Recent political clashes regarding concession contracts for the management and processing of urban waste have sparked continuous debate between the opposition and Prime Minister Rama.
The latter posted on Monday a chart, referring to data published by the Institute of Statistics (INSTAT), where it was said that the coverage level of the population with the municipal waste management services in 2019 was 87.9%, whereas in 2013 the coverage was 50.7%.
Rama described these figures as “significant progress in setting up waste management services”.
However, the annual report of INSTAT concluded that during 2019 there “were more urban waste thrown in landfills and less treated waste”.

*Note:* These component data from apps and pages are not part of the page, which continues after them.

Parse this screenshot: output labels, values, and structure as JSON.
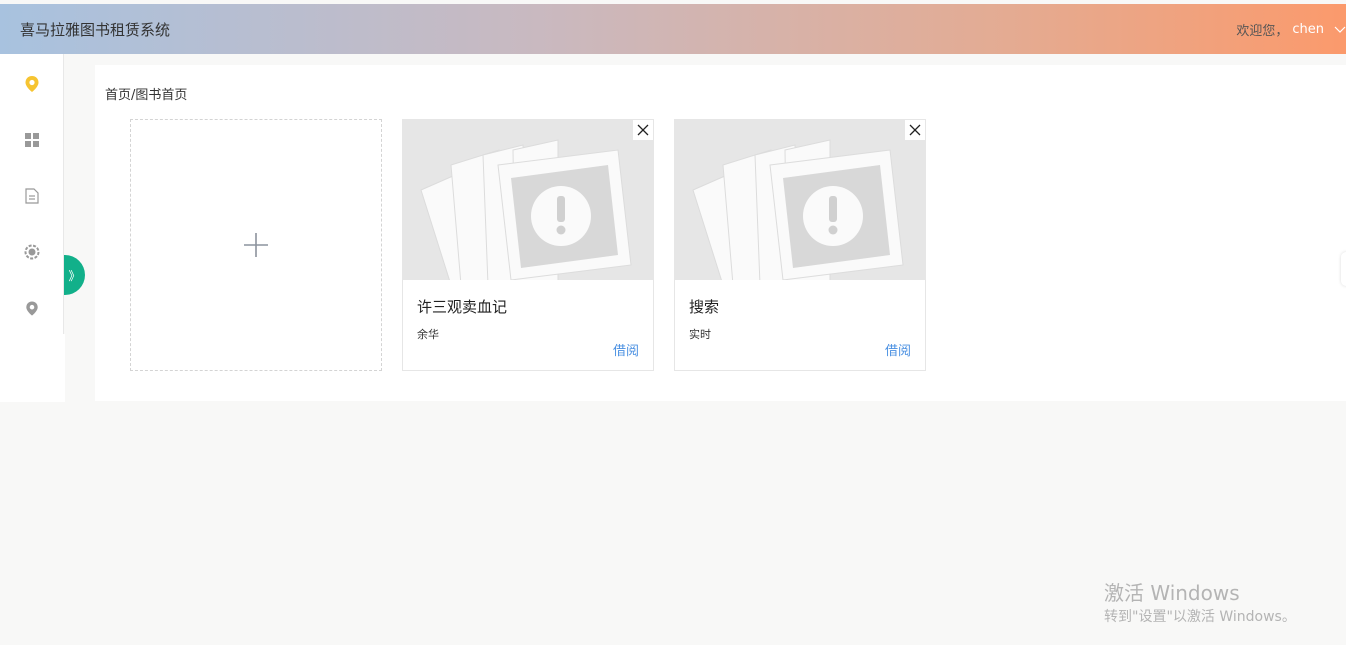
{
  "header": {
    "app_title": "喜马拉雅图书租赁系统",
    "welcome_text": "欢迎您，",
    "username": "chen",
    "user_menu_icon": "chevron-down-icon"
  },
  "sidebar": {
    "items": [
      {
        "icon": "location-pin-icon",
        "active": true
      },
      {
        "icon": "grid-icon",
        "active": false
      },
      {
        "icon": "document-icon",
        "active": false
      },
      {
        "icon": "settings-icon",
        "active": false
      },
      {
        "icon": "location-pin-icon",
        "active": false
      }
    ],
    "collapse_label": "》"
  },
  "breadcrumb": "首页/图书首页",
  "add_card": {
    "icon": "plus-icon"
  },
  "books": [
    {
      "title": "许三观卖血记",
      "author": "余华",
      "action": "借阅",
      "cover": "broken-image-icon"
    },
    {
      "title": "搜索",
      "author": "实时",
      "action": "借阅",
      "cover": "broken-image-icon"
    }
  ],
  "watermark": {
    "title": "激活 Windows",
    "subtitle": "转到\"设置\"以激活 Windows。"
  },
  "colors": {
    "accent_green": "#12b08a",
    "link_blue": "#4a90e2",
    "active_icon": "#f6c431",
    "header_gradient_start": "#a8c2df",
    "header_gradient_end": "#fb9a6c"
  }
}
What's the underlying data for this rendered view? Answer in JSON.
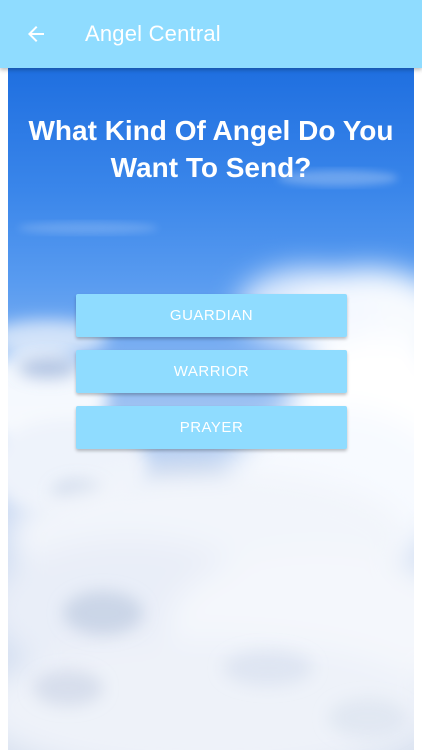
{
  "app_bar": {
    "title": "Angel Central",
    "back_icon": "arrow-left-icon",
    "color": "#8fdcff"
  },
  "main": {
    "question": "What Kind Of Angel Do You Want To Send?",
    "choices": [
      {
        "label": "GUARDIAN"
      },
      {
        "label": "WARRIOR"
      },
      {
        "label": "PRAYER"
      }
    ],
    "button_color": "#8fdcff"
  }
}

Last year resulted in the lowest total waste treated since year 2013, a year when INSTAT surveys reported 940 thousand tons of waste.
Based on this figure (although incorrect in the chart), the Democratic Party of Albania stated that the volume of waste treatment has increased very little “compared to the 75 million euros invested in contracts for waste collection, processing and incinerators.
Economic expert of the Democratic Party, Dorjan Teliti, wrote that despite investments in three incinerators, “the volume treated in 2019 has increased only by 15% comparted to 2013”.
Teliti accused Prime Minister Rama, Minister Arben Ahmetaj and Mayor of Tirana Erion Veliaj, that in cooperation with entrepreneur Klodian Zoto, “have taken 75 million euros from Albania” and plan “to take another 400 million in the coming years”.
Earlier on Monday, Chairman of the Democratic Party, Lulzim Basha, openly accused the head of the government of making mafia connections as regards waste management.
He cast doub that the three government-planned incinerators have a greater capacity than the waste Albanian citizens can generate. Basha argued that individuals and groups associated with companies such as Eco-Tirana or even government officials are “under investigation for mafia links in Italy and Zimbabwe”.
The issue of incinerators has sparked fierce political clashes over the past week, as the opposition has accused the government of abusing with funds by continuously paying millions of euros for their constructions despite the country being in a state of emergency due to the pandemic.
INSTAT data show that since 2013 the recycling rate in Albania has decreased from 24% to 18%, while landfill depositions have increased. / EURONEWS